The modern HPCR fuel injector is unlike its EUI predecessor, and to understand why they are more susceptible to contamination related problems it is important to appreciate how they function during engine operation. Unlike EUI systems, which typically inject fuel once or twice per engine revolution, HPCR fuel injectors can provide up to 5 injection events per single compression stroke of the engine.
Putting this into perspective, with a large high-speed diesel engine operating at 1400 RPM, the fuel injector is capable of injecting fuel into the combustion chamber in varying quantities depending on the ECU outputs, up to 1,750 times per minute, or 29 times per second with the fuel exiting the injector tip at speeds in excess of 700 miles per hour.
Poor quality or contaminated diesel fuel contributes to more than 80% of fuel system related failures in EUI engines and an even greater amount in HPCR systems. In order to overcome the challenges of operating a reliable fuel system, a paradigm shift must be made in the way consumers view the diesel fuel and its function within the engine.
Historically, consumers of diesel fuel have generally purchased, stored, and distributed the fuel to machines, engines or marine vessels as required with little thought put into contamination control. Over the past 60 years, little has changed in the way many diesel engine owners and operators have undertaken this process. However, with the introduction of these new engines with advanced fuel injection systems, many users are experiencing a high frequency of failures, decreased availability, and increased downtime, as well as cost challenges from a technology that promised to improve operational profitability.
Along with the introduction of HPCR injection systems, we are now starting to see a parallel increase in diesel fuel related problems within many industries including Power Generation, Marine, Agriculture, and Mining. The most common complaint is that the new engine (using HPCR injection systems) simply do not last as long as older engines did (EUI Injection). These issues have created a storm of confusion with fuel suppliers, fuel additive suppliers, filter manufacturers, fuel purification companies, and engine OEM’s, all who seem to have their own opinions or in some cases, magical solutions to offer. Little, however, has been done to educate the end user or provide them with real technical information in relation to the root cause of the problems. Most users are now finding that they are treating the symptoms of these failures rather than actually treating the root cause of them.

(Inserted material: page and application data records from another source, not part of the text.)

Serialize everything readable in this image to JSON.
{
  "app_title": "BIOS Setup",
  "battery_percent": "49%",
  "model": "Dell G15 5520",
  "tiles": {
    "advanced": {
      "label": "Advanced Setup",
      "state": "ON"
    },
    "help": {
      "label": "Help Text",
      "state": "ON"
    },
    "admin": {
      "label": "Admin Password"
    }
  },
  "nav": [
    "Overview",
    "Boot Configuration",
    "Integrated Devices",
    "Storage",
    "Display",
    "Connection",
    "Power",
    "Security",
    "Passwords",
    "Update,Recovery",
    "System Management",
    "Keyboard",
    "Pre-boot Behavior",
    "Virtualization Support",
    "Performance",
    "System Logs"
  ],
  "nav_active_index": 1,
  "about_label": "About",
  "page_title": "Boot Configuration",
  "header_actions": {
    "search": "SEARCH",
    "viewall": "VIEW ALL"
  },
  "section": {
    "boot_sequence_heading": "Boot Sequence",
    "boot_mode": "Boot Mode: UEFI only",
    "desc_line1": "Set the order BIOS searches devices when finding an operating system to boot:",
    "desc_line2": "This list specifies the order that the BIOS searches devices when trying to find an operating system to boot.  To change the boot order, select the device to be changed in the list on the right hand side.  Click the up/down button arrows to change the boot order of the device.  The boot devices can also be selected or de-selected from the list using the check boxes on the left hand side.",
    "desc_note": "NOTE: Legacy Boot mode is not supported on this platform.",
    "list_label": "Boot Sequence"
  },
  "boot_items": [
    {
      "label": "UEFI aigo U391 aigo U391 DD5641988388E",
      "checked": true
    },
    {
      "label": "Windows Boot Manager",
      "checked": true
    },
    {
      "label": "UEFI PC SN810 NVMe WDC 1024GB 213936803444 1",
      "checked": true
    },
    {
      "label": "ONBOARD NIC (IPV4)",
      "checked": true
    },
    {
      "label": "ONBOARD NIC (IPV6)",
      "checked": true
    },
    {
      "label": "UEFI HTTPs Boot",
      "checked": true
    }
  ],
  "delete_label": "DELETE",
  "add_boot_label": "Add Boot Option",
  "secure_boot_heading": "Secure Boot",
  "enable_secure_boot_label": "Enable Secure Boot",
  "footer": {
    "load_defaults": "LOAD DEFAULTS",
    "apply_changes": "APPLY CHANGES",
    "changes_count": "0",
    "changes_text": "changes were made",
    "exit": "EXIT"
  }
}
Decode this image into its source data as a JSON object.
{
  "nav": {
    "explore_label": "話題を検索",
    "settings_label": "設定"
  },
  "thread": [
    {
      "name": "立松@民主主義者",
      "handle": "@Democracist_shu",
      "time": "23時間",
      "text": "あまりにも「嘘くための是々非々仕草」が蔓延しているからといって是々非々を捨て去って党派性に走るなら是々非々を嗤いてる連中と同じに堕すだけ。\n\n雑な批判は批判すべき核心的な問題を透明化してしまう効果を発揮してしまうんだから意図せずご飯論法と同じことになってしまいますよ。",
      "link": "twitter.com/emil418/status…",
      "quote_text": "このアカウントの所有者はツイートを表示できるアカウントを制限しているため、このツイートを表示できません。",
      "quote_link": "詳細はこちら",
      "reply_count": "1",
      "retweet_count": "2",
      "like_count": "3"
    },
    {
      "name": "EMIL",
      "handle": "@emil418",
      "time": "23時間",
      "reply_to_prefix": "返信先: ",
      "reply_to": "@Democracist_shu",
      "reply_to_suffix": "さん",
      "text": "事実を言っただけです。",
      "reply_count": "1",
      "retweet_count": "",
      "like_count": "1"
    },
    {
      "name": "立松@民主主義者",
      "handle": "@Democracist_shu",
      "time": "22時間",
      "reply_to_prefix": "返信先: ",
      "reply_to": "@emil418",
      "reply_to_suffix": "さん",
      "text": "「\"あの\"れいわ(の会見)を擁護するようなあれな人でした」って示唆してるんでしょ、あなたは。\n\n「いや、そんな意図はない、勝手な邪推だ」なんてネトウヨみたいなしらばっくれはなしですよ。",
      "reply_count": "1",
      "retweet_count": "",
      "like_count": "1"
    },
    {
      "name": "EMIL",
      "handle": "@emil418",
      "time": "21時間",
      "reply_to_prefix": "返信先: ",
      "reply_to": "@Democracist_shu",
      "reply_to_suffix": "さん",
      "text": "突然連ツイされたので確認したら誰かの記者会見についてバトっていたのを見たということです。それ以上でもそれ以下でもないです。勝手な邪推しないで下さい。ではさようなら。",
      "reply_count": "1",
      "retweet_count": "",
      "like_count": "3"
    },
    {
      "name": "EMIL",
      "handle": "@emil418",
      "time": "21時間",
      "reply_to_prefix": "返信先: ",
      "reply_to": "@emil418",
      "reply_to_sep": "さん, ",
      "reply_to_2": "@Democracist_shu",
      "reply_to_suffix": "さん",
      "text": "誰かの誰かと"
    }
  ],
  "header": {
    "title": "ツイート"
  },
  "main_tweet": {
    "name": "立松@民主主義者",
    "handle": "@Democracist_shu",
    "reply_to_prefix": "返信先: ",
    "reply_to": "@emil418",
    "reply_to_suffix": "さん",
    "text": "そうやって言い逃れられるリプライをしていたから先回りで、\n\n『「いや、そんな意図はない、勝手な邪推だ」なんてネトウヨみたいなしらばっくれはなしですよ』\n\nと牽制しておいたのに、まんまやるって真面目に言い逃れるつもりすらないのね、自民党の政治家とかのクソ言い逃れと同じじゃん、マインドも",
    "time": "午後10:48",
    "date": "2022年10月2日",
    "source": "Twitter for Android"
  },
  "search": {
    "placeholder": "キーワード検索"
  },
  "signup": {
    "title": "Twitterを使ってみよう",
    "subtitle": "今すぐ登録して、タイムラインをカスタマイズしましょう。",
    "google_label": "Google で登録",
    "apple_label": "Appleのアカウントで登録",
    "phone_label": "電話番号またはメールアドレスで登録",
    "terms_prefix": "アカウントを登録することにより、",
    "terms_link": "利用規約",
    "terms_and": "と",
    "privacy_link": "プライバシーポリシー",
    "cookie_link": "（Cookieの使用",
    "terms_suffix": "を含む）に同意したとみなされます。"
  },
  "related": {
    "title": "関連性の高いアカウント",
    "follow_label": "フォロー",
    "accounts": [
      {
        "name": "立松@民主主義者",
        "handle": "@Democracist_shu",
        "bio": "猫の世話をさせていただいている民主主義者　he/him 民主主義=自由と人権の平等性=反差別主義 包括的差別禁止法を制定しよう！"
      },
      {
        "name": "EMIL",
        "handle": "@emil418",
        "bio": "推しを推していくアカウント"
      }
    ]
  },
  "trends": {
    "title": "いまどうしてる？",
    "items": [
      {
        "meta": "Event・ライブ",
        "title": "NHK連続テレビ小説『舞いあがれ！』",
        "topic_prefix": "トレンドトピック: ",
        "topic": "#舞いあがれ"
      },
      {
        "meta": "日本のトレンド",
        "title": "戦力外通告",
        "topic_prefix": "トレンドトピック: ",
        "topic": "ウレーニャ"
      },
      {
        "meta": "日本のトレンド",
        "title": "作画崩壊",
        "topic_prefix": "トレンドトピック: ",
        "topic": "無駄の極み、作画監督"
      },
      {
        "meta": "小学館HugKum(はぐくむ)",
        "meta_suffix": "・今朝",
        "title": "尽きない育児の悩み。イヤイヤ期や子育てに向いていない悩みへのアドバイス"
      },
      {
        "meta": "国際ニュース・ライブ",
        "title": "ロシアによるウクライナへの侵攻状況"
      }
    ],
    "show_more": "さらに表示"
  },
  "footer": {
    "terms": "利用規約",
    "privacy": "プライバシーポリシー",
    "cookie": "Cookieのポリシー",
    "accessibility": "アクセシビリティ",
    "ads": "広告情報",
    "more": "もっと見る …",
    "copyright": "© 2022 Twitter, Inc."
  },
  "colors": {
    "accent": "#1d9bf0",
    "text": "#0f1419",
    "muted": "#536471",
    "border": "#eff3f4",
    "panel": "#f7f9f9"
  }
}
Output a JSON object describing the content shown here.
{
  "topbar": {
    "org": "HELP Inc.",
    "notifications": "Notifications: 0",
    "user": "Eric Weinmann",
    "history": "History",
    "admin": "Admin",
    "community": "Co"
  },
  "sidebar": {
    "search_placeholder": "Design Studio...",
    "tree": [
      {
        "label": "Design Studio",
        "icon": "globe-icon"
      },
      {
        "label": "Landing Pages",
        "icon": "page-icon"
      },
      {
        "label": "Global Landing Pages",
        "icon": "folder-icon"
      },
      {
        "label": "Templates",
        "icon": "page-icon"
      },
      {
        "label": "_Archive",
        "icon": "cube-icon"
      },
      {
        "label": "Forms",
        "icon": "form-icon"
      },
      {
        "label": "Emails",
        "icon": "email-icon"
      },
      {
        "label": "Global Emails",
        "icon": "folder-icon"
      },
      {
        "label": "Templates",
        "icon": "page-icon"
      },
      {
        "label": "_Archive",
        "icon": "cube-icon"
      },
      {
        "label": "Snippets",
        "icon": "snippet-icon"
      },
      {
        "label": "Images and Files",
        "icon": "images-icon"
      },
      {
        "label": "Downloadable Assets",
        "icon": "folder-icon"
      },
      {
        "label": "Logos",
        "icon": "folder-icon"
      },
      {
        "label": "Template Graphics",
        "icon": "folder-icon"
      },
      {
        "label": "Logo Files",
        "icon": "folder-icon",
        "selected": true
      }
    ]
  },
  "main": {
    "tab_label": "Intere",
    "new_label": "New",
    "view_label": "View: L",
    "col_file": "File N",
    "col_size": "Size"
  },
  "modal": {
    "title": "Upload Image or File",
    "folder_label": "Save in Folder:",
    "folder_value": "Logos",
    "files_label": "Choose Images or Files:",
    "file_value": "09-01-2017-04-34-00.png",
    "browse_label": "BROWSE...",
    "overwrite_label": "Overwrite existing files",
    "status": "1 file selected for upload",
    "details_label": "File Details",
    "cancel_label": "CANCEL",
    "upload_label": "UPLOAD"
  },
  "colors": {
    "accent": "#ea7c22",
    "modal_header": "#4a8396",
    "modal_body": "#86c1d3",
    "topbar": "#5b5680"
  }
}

Diesel engines are used in a wide variety of applications around the world and with some, they can literally mean life or death or perhaps millions in lost revenue. Such engines are typically found in Mission Critical applications such as data collection or data back-up facilities, hospitals, and the military. With diesel fuel directly contributing to greater than 80% of fuel system failures, it is imperative that these diesel engine users dramatically alter the way in which they view and treat the diesel fuel they consume, from simply seeing it as a commodity or a necessary expense, to that of a "Critical Reliability Component" of the fuel system, the engine, and the overall asset or facility. The cost through poor management of the engine injector system is far too great.